■ **WORK ITEM**: Only lines with the string "colors" matter here; gather them from the material below.
=====
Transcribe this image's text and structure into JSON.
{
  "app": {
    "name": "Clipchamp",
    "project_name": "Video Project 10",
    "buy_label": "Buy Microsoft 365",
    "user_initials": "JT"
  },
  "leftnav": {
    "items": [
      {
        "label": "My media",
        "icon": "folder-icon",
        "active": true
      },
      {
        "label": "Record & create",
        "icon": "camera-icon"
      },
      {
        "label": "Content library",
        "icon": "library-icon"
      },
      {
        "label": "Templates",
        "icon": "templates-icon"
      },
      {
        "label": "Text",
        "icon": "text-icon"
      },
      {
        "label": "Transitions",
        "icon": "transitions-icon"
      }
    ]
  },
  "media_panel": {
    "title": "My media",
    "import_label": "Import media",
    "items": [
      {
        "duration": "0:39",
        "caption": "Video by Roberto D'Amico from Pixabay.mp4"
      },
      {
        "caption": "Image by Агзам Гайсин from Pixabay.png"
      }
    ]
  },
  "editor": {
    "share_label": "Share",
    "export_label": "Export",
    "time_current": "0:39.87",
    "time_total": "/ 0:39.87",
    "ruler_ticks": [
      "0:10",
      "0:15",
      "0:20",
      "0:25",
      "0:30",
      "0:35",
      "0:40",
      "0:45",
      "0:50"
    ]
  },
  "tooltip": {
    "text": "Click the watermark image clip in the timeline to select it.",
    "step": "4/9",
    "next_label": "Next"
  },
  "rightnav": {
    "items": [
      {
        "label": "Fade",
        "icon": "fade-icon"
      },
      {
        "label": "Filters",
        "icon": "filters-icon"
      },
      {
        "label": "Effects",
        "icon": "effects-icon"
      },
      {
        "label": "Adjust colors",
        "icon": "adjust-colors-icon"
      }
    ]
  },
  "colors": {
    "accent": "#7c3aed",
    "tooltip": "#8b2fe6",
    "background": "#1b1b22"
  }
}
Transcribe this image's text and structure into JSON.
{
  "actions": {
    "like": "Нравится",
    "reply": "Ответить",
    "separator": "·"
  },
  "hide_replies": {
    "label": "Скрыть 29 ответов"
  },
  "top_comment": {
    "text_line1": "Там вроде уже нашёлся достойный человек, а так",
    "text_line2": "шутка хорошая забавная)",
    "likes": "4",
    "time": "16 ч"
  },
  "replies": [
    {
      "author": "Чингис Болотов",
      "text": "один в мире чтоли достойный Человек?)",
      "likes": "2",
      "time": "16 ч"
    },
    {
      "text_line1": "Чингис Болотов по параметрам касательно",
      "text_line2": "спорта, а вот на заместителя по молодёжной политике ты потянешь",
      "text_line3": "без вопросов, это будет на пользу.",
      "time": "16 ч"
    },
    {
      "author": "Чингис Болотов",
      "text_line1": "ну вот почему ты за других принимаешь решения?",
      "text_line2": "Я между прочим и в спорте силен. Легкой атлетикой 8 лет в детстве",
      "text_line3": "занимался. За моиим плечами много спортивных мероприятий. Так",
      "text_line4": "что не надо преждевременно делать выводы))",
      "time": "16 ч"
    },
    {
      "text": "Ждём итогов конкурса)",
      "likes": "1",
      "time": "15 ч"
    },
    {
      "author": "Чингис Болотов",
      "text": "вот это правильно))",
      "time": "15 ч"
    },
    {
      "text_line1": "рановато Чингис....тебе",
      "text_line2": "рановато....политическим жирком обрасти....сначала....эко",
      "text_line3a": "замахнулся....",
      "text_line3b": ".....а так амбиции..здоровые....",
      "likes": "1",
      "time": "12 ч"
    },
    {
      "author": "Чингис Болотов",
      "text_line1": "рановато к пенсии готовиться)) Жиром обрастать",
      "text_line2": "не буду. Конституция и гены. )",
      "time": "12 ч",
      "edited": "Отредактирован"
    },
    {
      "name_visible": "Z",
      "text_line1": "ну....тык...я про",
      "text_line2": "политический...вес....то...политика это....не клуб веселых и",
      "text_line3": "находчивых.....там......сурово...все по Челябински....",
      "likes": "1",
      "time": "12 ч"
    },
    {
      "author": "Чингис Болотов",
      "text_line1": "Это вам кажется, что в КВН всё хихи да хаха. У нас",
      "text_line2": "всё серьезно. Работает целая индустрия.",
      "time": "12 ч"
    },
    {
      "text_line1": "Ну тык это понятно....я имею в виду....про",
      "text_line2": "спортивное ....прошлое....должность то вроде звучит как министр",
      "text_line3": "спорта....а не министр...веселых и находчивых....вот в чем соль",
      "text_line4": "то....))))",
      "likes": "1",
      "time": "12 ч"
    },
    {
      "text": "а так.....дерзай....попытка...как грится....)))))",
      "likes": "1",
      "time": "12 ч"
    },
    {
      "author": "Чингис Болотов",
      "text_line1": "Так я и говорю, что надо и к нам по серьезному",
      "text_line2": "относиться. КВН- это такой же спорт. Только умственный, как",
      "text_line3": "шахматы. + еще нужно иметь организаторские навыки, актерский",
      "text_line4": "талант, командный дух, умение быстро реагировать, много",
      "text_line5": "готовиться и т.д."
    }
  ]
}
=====
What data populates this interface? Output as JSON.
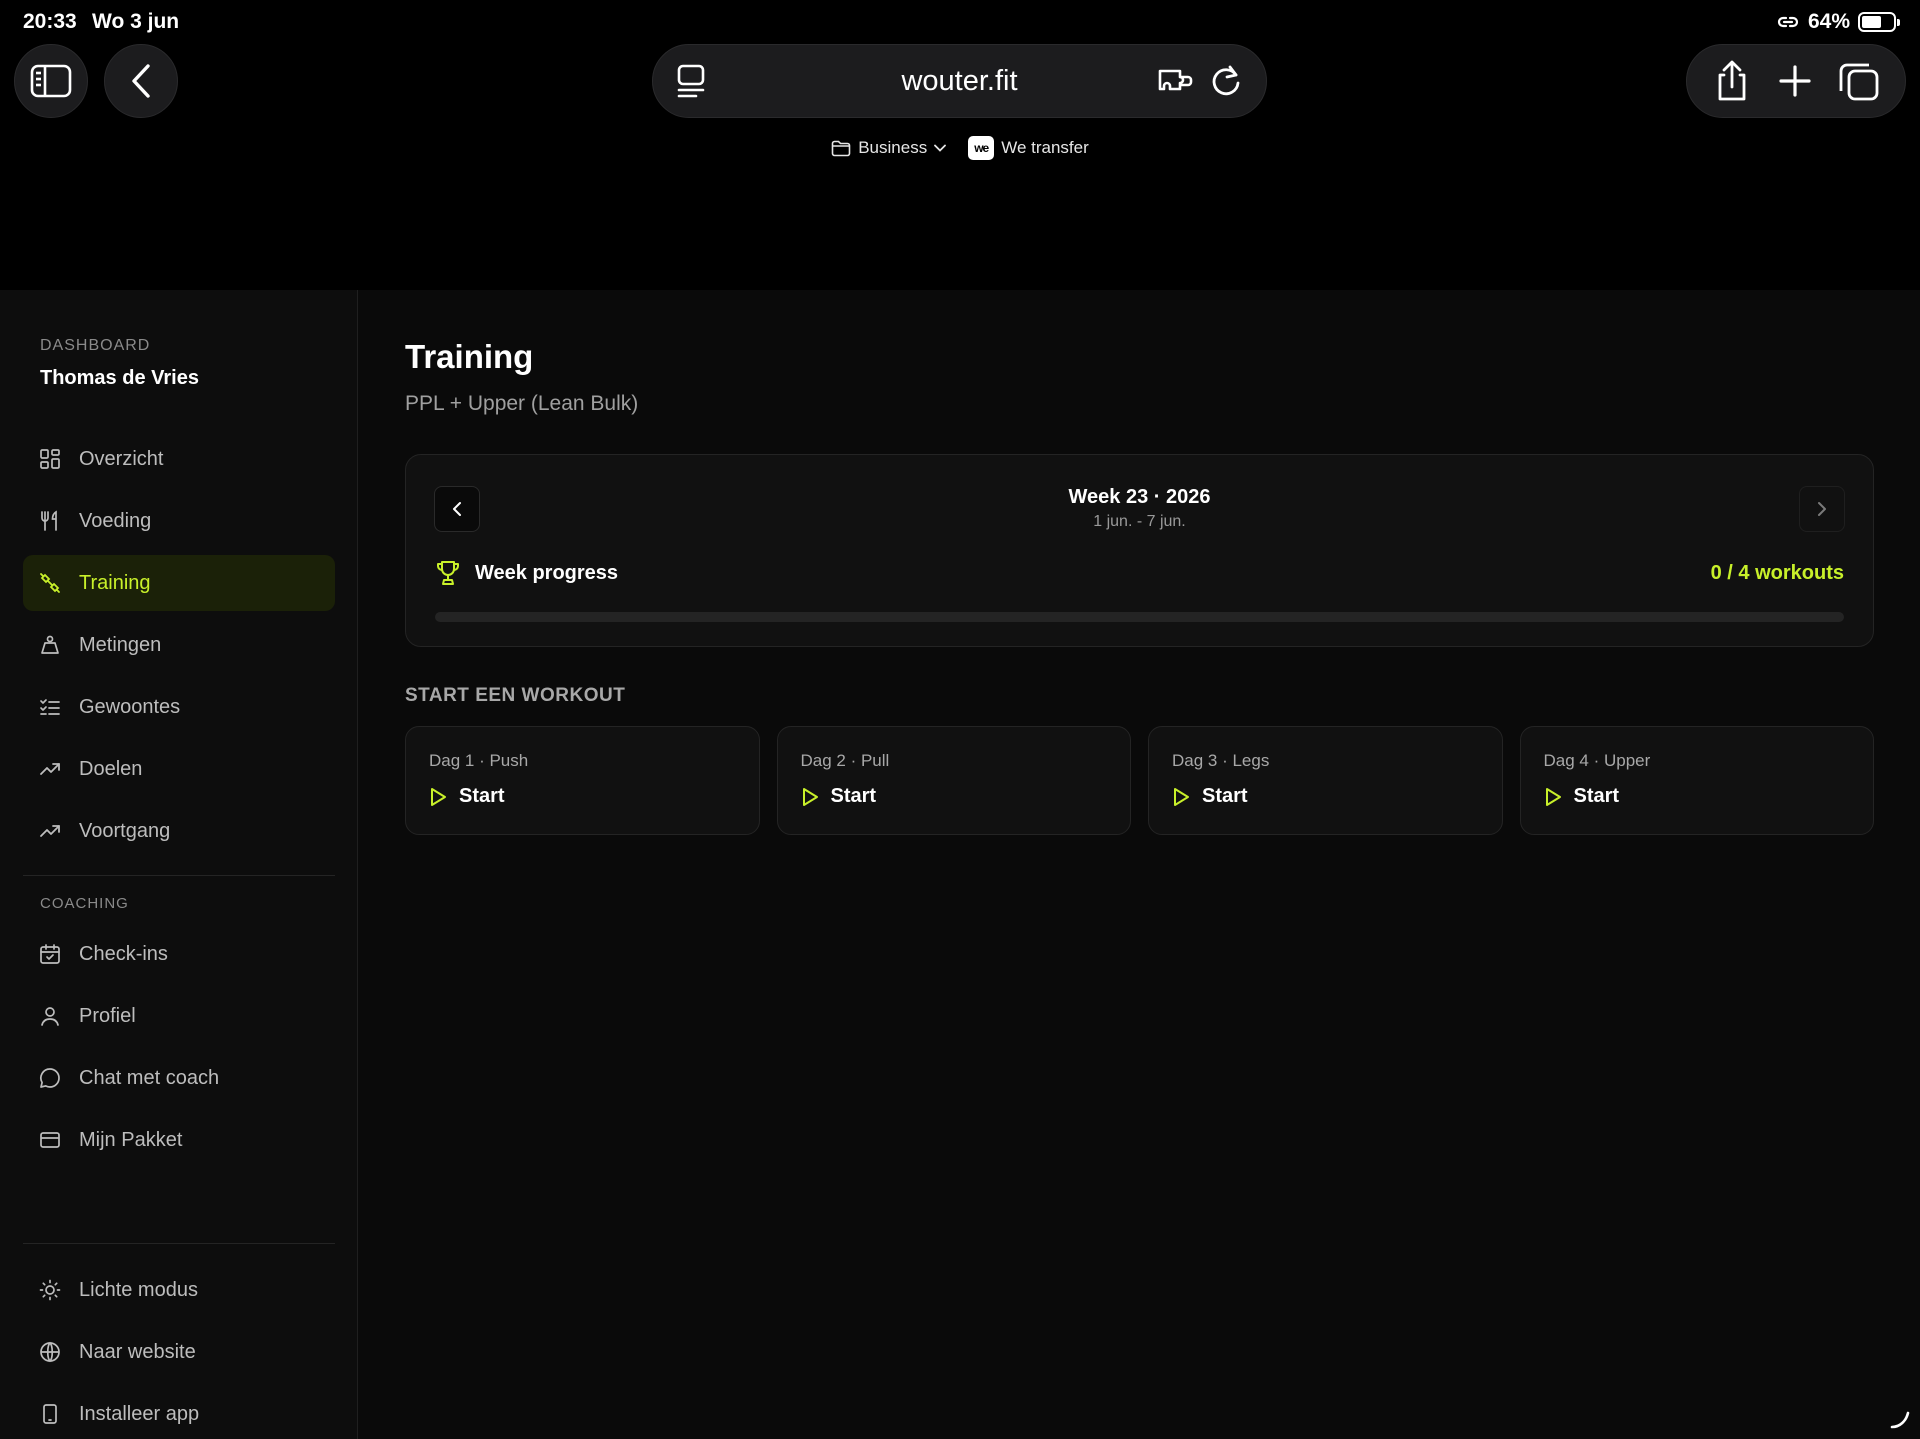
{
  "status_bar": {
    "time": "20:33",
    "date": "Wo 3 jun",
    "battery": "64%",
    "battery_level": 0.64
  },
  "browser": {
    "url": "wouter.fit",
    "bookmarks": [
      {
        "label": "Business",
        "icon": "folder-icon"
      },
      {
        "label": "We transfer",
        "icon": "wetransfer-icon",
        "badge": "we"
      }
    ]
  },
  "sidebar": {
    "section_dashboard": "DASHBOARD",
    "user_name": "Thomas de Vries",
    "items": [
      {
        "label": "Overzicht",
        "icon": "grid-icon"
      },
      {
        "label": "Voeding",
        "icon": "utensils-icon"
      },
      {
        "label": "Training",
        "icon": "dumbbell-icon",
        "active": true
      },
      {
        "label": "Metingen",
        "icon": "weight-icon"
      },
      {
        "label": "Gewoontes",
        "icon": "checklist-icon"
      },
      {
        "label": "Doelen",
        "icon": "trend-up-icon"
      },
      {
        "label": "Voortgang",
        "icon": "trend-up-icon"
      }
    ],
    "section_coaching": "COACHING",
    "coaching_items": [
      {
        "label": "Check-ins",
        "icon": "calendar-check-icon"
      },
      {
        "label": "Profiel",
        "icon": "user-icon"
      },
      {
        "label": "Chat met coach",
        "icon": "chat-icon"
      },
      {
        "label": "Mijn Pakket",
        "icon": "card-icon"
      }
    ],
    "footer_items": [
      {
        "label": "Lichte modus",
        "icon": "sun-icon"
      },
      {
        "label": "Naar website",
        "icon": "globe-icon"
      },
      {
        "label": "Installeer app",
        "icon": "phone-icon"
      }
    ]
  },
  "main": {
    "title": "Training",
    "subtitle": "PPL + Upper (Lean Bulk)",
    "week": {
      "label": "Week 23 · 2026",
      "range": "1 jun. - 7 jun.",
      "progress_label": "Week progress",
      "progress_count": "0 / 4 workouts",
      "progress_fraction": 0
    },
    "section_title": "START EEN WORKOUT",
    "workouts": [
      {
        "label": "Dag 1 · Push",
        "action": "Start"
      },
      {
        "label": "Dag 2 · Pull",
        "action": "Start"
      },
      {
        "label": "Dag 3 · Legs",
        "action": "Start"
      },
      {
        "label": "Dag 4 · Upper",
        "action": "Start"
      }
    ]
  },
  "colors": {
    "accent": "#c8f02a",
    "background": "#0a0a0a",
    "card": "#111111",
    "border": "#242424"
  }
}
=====
■ **RESPONSE BOX**:
        "label": "Adjust colors",
        "icon": "adjust-colors-icon"
  "colors": {
  "colors": {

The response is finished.